How to complete this task:
Could you find every line in the records below that contains the word "color" and copy it?

------ Data extract ------

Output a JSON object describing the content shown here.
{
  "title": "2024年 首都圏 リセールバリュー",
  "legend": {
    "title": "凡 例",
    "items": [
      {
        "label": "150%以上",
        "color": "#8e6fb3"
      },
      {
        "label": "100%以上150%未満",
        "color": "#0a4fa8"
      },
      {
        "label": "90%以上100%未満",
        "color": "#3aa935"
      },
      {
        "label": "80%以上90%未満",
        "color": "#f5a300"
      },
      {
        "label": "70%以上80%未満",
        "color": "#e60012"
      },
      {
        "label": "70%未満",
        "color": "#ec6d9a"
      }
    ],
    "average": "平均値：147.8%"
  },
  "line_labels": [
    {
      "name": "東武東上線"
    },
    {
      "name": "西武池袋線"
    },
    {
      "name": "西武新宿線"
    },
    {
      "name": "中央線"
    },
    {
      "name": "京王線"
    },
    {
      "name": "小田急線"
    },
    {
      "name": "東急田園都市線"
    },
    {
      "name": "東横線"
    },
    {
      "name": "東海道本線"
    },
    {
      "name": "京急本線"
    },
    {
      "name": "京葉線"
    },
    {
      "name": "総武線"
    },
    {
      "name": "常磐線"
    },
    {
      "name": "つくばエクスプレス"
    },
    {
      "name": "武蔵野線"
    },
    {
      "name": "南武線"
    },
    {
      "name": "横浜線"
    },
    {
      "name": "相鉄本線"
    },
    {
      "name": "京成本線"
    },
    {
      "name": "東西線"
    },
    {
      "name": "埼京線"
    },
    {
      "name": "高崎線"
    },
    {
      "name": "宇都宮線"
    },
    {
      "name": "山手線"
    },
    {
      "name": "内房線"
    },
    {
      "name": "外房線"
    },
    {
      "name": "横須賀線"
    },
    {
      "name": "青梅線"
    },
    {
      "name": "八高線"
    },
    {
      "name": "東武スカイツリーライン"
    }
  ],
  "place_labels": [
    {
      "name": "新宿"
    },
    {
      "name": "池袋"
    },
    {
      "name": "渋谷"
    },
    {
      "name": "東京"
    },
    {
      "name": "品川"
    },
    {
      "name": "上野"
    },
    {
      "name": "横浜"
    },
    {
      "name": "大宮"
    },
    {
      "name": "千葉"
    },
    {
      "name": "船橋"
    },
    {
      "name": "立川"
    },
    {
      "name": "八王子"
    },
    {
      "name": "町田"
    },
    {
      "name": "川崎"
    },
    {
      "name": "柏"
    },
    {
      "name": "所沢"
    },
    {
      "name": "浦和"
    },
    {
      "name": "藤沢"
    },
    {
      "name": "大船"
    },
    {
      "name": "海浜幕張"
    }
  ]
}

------

Solution to the exercise:
        "color": "#8e6fb3"
        "color": "#0a4fa8"
        "color": "#3aa935"
        "color": "#f5a300"
        "color": "#e60012"
        "color": "#ec6d9a"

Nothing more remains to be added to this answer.